Problem statement:
Apart from the pictures, write out the records that follow exactly.

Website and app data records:

══════════

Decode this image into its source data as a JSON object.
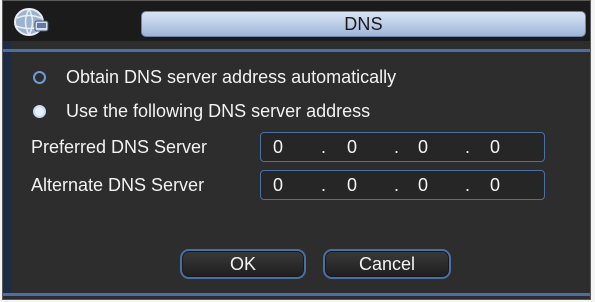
{
  "window": {
    "title": "DNS",
    "icon": "network-globe-icon"
  },
  "options": [
    {
      "label": "Obtain DNS server address automatically",
      "selected": false
    },
    {
      "label": "Use the following DNS server address",
      "selected": true
    }
  ],
  "preferred": {
    "label": "Preferred DNS Server",
    "octets": [
      "0",
      "0",
      "0",
      "0"
    ]
  },
  "alternate": {
    "label": "Alternate DNS Server",
    "octets": [
      "0",
      "0",
      "0",
      "0"
    ]
  },
  "buttons": {
    "ok": "OK",
    "cancel": "Cancel"
  },
  "colors": {
    "accent": "#4a6fa5",
    "title_bg": "#b9cbe6",
    "panel_bg": "#2d2d2d"
  }
}
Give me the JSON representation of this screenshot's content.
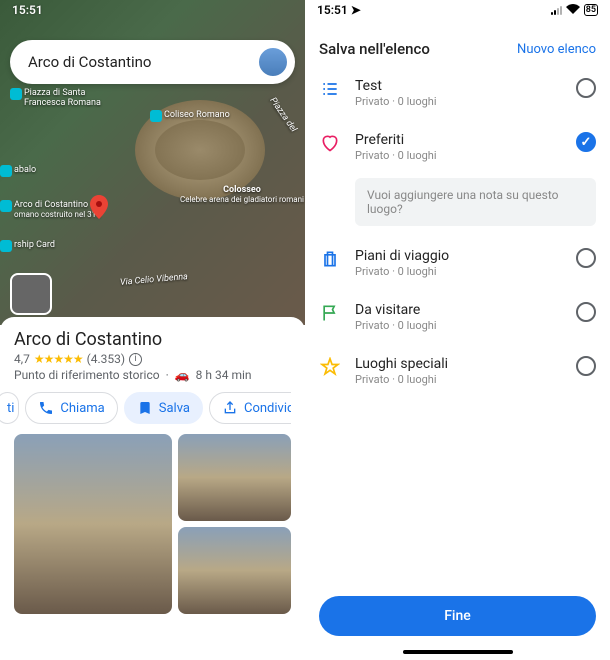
{
  "left": {
    "status": {
      "time": "15:51",
      "location_arrow": "◤"
    },
    "search": {
      "text": "Arco di Costantino"
    },
    "map_labels": {
      "piazza": "Piazza di Santa\nFrancesca Romana",
      "coliseo": "Coliseo Romano",
      "colosseo": "Colosseo",
      "colosseo_sub": "Celebre arena dei gladiatori romani",
      "abalo": "abalo",
      "arco": "Arco di Costantino",
      "arco_sub": "omano costruito nel 315",
      "rship": "rship Card",
      "via_celio": "Via Celio Vibenna",
      "piazza_del": "Piazza del"
    },
    "place": {
      "title": "Arco di Costantino",
      "rating": "4,7",
      "stars": "★★★★★",
      "reviews": "(4.353)",
      "category": "Punto di riferimento storico",
      "eta": "8 h 34 min"
    },
    "chips": {
      "frag_left": "ti",
      "call": "Chiama",
      "save": "Salva",
      "share": "Condividi",
      "frag_right": ""
    }
  },
  "right": {
    "status": {
      "time": "15:51",
      "battery": "85"
    },
    "header": {
      "title": "Salva nell'elenco",
      "new": "Nuovo elenco"
    },
    "note_placeholder": "Vuoi aggiungere una nota su questo luogo?",
    "lists": [
      {
        "key": "test",
        "name": "Test",
        "meta": "Privato · 0 luoghi",
        "icon": "list",
        "color": "#1a73e8",
        "checked": false
      },
      {
        "key": "preferiti",
        "name": "Preferiti",
        "meta": "Privato · 0 luoghi",
        "icon": "heart",
        "color": "#e91e63",
        "checked": true
      },
      {
        "key": "piani",
        "name": "Piani di viaggio",
        "meta": "Privato · 0 luoghi",
        "icon": "suitcase",
        "color": "#1a73e8",
        "checked": false
      },
      {
        "key": "visitare",
        "name": "Da visitare",
        "meta": "Privato · 0 luoghi",
        "icon": "flag",
        "color": "#34a853",
        "checked": false
      },
      {
        "key": "speciali",
        "name": "Luoghi speciali",
        "meta": "Privato · 0 luoghi",
        "icon": "star",
        "color": "#fbbc04",
        "checked": false
      }
    ],
    "done": "Fine"
  }
}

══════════

Task output:
Decode this image into its source data as a JSON object.
{
  "window": {
    "title": "DNS",
    "icon": "network-globe-icon"
  },
  "options": [
    {
      "label": "Obtain DNS server address automatically",
      "selected": false
    },
    {
      "label": "Use the following DNS server address",
      "selected": true
    }
  ],
  "preferred": {
    "label": "Preferred DNS Server",
    "octets": [
      "0",
      "0",
      "0",
      "0"
    ]
  },
  "alternate": {
    "label": "Alternate DNS Server",
    "octets": [
      "0",
      "0",
      "0",
      "0"
    ]
  },
  "buttons": {
    "ok": "OK",
    "cancel": "Cancel"
  },
  "colors": {
    "accent": "#4a6fa5",
    "title_bg": "#b9cbe6",
    "panel_bg": "#2d2d2d"
  }
}
Give me the JSON representation of this screenshot's content.
{
  "left": {
    "status": {
      "time": "15:51",
      "location_arrow": "◤"
    },
    "search": {
      "text": "Arco di Costantino"
    },
    "map_labels": {
      "piazza": "Piazza di Santa\nFrancesca Romana",
      "coliseo": "Coliseo Romano",
      "colosseo": "Colosseo",
      "colosseo_sub": "Celebre arena dei gladiatori romani",
      "abalo": "abalo",
      "arco": "Arco di Costantino",
      "arco_sub": "omano costruito nel 315",
      "rship": "rship Card",
      "via_celio": "Via Celio Vibenna",
      "piazza_del": "Piazza del"
    },
    "place": {
      "title": "Arco di Costantino",
      "rating": "4,7",
      "stars": "★★★★★",
      "reviews": "(4.353)",
      "category": "Punto di riferimento storico",
      "eta": "8 h 34 min"
    },
    "chips": {
      "frag_left": "ti",
      "call": "Chiama",
      "save": "Salva",
      "share": "Condividi",
      "frag_right": ""
    }
  },
  "right": {
    "status": {
      "time": "15:51",
      "battery": "85"
    },
    "header": {
      "title": "Salva nell'elenco",
      "new": "Nuovo elenco"
    },
    "note_placeholder": "Vuoi aggiungere una nota su questo luogo?",
    "lists": [
      {
        "key": "test",
        "name": "Test",
        "meta": "Privato · 0 luoghi",
        "icon": "list",
        "color": "#1a73e8",
        "checked": false
      },
      {
        "key": "preferiti",
        "name": "Preferiti",
        "meta": "Privato · 0 luoghi",
        "icon": "heart",
        "color": "#e91e63",
        "checked": true
      },
      {
        "key": "piani",
        "name": "Piani di viaggio",
        "meta": "Privato · 0 luoghi",
        "icon": "suitcase",
        "color": "#1a73e8",
        "checked": false
      },
      {
        "key": "visitare",
        "name": "Da visitare",
        "meta": "Privato · 0 luoghi",
        "icon": "flag",
        "color": "#34a853",
        "checked": false
      },
      {
        "key": "speciali",
        "name": "Luoghi speciali",
        "meta": "Privato · 0 luoghi",
        "icon": "star",
        "color": "#fbbc04",
        "checked": false
      }
    ],
    "done": "Fine"
  }
}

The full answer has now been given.